The First Americans

Monday, September 9, 2013

I come from good American stock, but it is not old American stock. My ancestors didn’t immigrate from England and Germany and Canada until the 1800s.

The Native Americans were here hundreds of years before that.

Roland and I ended our vacation at Cahokia Mounds near Collinsville, Illinois. Cahokia Mounds is an ancient city built by tribes of the Mississippian culture. From approximately 700 to 1200 A.D., they were the North American version of the Mayans and the Aztecs. Like Americans today, the Mississippians were a diverse population: farmers, craftsmen, fishers, hunters, and traders. With a population between ten and twenty thousand, Cahokia was the largest city north of Mexico. The picture at the top of this post is an artist’s rendering of what Cahokia may have looked like.

Unfortunately, the Mississippian cities did not stand up to weather and intruders as well as the Mayan and Aztec cities did. This is because people tend to use the building materials that are most readily available. In Central and South America, that was stone. Here, it was dirt. So although the Mississippian structures were just as large, they were neither as impressive nor as long-lasting. Still, some did survive. The second picture shows what archaeologists have named “Monks Mound,” which is the largest structure at Cahokia. Those are stairs climbing its face, and there are plenty of them.

Although the Mississippians disappeared around 1200, they were the forefathers of the Native Americans who populated the continent when the white man arrived. Native Americans like the Shawnees.

In the middle of our vacation, we stopped at the Shawnee Indian Mission in Fairway, Kansas. It consisted of three brick buildings, one of which is shown in the third picture. The Mission was a boarding school (1839-1862) founded to “Americanize” the Shawnee children to help them fit into the white man’s world. Apparently the Shawnees themselves were split on whether that was good or bad, but on the whole I think it was a shame that those children lost their cultural identity.

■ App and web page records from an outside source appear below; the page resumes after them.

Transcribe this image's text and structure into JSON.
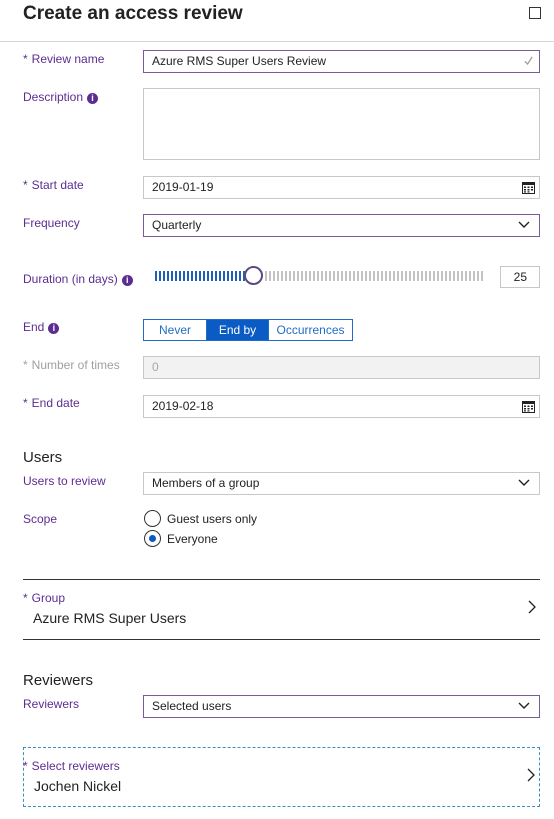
{
  "header": {
    "title": "Create an access review",
    "maximize_icon": "maximize-icon"
  },
  "form": {
    "review_name": {
      "label": "Review name",
      "value": "Azure RMS Super Users Review"
    },
    "description": {
      "label": "Description",
      "value": ""
    },
    "start_date": {
      "label": "Start date",
      "value": "2019-01-19"
    },
    "frequency": {
      "label": "Frequency",
      "value": "Quarterly"
    },
    "duration": {
      "label": "Duration (in days)",
      "value": "25",
      "slider_fraction": 0.29
    },
    "end": {
      "label": "End",
      "options": [
        "Never",
        "End by",
        "Occurrences"
      ],
      "selected": "End by"
    },
    "number_of_times": {
      "label": "Number of times",
      "value": "0"
    },
    "end_date": {
      "label": "End date",
      "value": "2019-02-18"
    }
  },
  "users_section": {
    "heading": "Users",
    "users_to_review": {
      "label": "Users to review",
      "value": "Members of a group"
    },
    "scope": {
      "label": "Scope",
      "options": [
        "Guest users only",
        "Everyone"
      ],
      "selected": "Everyone"
    },
    "group": {
      "label": "Group",
      "value": "Azure RMS Super Users"
    }
  },
  "reviewers_section": {
    "heading": "Reviewers",
    "reviewers": {
      "label": "Reviewers",
      "value": "Selected users"
    },
    "select_reviewers": {
      "label": "Select reviewers",
      "value": "Jochen Nickel"
    }
  },
  "colors": {
    "accent": "#5c2d91",
    "primary_blue": "#0a5bc4",
    "border": "#c8c8c8"
  }
}
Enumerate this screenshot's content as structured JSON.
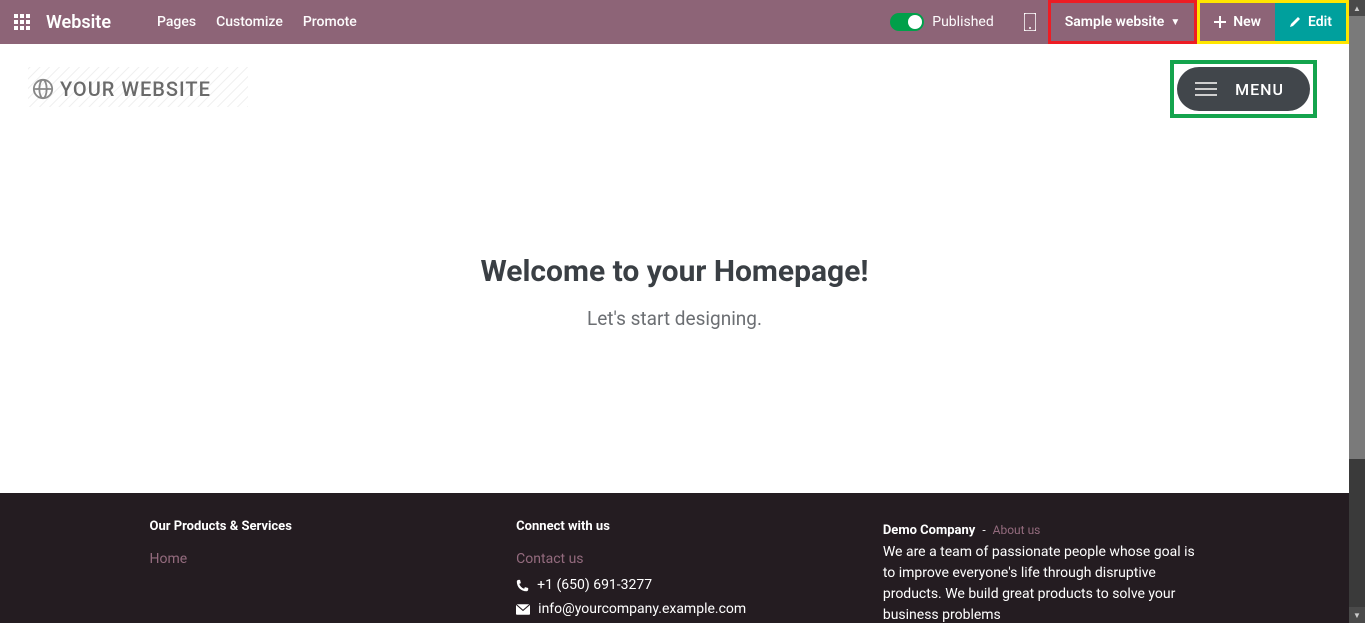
{
  "topbar": {
    "brand": "Website",
    "links": {
      "pages": "Pages",
      "customize": "Customize",
      "promote": "Promote"
    },
    "published_label": "Published",
    "site_switcher": "Sample website",
    "new_label": "New",
    "edit_label": "Edit"
  },
  "header": {
    "logo_text": "YOUR WEBSITE",
    "menu_label": "MENU"
  },
  "hero": {
    "title": "Welcome to your Homepage!",
    "subtitle": "Let's start designing."
  },
  "footer": {
    "products_title": "Our Products & Services",
    "home_link": "Home",
    "connect_title": "Connect with us",
    "contact_link": "Contact us",
    "phone": "+1 (650) 691-3277",
    "email": "info@yourcompany.example.com",
    "company": "Demo Company",
    "dash": " - ",
    "about_link": "About us",
    "blurb": "We are a team of passionate people whose goal is to improve everyone's life through disruptive products. We build great products to solve your business problems"
  }
}
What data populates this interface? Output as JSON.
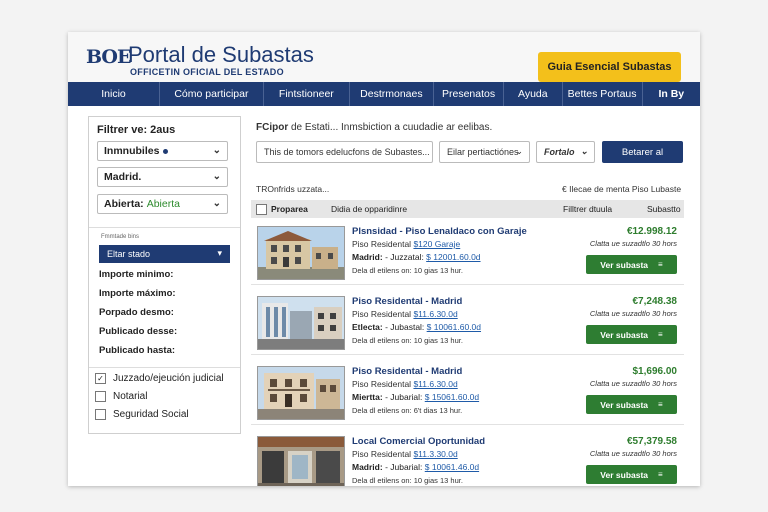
{
  "header": {
    "logo_mark": "BOE",
    "title": "Portal de Subastas",
    "subtitle": "OFFICETIN OFICIAL DEL ESTADO",
    "guide_button": "Guia Esencial Subastas"
  },
  "nav": {
    "items": [
      "Inicio",
      "Cómo participar",
      "Fintstioneer",
      "Destrmonaes",
      "Presenatos",
      "Ayuda",
      "Bettes Portaus",
      "In By"
    ]
  },
  "sidebar": {
    "title": "Filtrer ve: 2aus",
    "selects": [
      {
        "label": "Inmnubiles",
        "extra": ""
      },
      {
        "label": "Madrid.",
        "extra": ""
      },
      {
        "label": "Abierta:",
        "extra": "Abierta"
      }
    ],
    "small_label": "Fmmtade bins",
    "status_dropdown": "Eltar stado",
    "filters": [
      "Importe minimo:",
      "Importe máximo:",
      "Porpado desmo:",
      "Publicado desse:",
      "Publicado hasta:"
    ],
    "checkboxes": [
      {
        "label": "Juzzado/ejeución judicial",
        "checked": true
      },
      {
        "label": "Notarial",
        "checked": false
      },
      {
        "label": "Seguridad Social",
        "checked": false
      }
    ]
  },
  "search": {
    "label_bold": "FCipor",
    "label_rest": " de Estati... Inmsbiction a cuudadie ar eelibas.",
    "text_input": "This de tomors edelucfons de Subastes...",
    "select_1": "Eilar pertiactiónes",
    "select_2": "Fortalo",
    "button": "Betarer al"
  },
  "results": {
    "count_text": "TROnfrids uzzata...",
    "sort_links": "€ Ilecae de menta  Piso Lubaste",
    "columns": [
      "Proparea",
      "Didia de opparidinre",
      "Filltrer dtuula",
      "Subastto"
    ]
  },
  "listings": [
    {
      "title": "Plsnsidad - Piso Lenaldaco con Garaje",
      "type_label": "Piso Residental",
      "type_value": "$120 Garaje",
      "loc_label": "Madrid:",
      "loc_rest": " - Juzzatal: ",
      "loc_value": "$ 12001.60.0d",
      "time": "Dela dl etilens on: 10 gias 13 hur.",
      "price": "€12.998.12",
      "ends": "Clatta ue suzadtlo 30 hors",
      "button": "Ver subasta",
      "thumb": "a"
    },
    {
      "title": "Piso Residental - Madrid",
      "type_label": "Piso Residental",
      "type_value": "$11.6.30.0d",
      "loc_label": "Etlecta:",
      "loc_rest": " - Jubastal: ",
      "loc_value": "$ 10061.60.0d",
      "time": "Dela dl etilens on: 10 gias 13 hur.",
      "price": "€7,248.38",
      "ends": "Clatta ue suzadtlo 30 hors",
      "button": "Ver subasta",
      "thumb": "b"
    },
    {
      "title": "Piso Residental - Madrid",
      "type_label": "Piso Residental",
      "type_value": "$11.6.30.0d",
      "loc_label": "Miertta:",
      "loc_rest": " - Jubarial: ",
      "loc_value": "$ 15061.60.0d",
      "time": "Dela dl etilens on: 6't dias 13 hur.",
      "price": "$1,696.00",
      "ends": "Clatta ue suzadtlo 30 hors",
      "button": "Ver subasta",
      "thumb": "c"
    },
    {
      "title": "Local Comercial Oportunidad",
      "type_label": "Piso Residental",
      "type_value": "$11.3.30.0d",
      "loc_label": "Madrid:",
      "loc_rest": " - Jubarial: ",
      "loc_value": "$ 10061.46.0d",
      "time": "Dela dl etilens on: 10 gias 13 hur.",
      "price": "€57,379.58",
      "ends": "Clatta ue suzadtlo 30 hors",
      "button": "Ver subasta",
      "thumb": "d"
    }
  ]
}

As we look back on the history of this great country, let’s not forgot to honor its original settlers.

No comments:

Post a Comment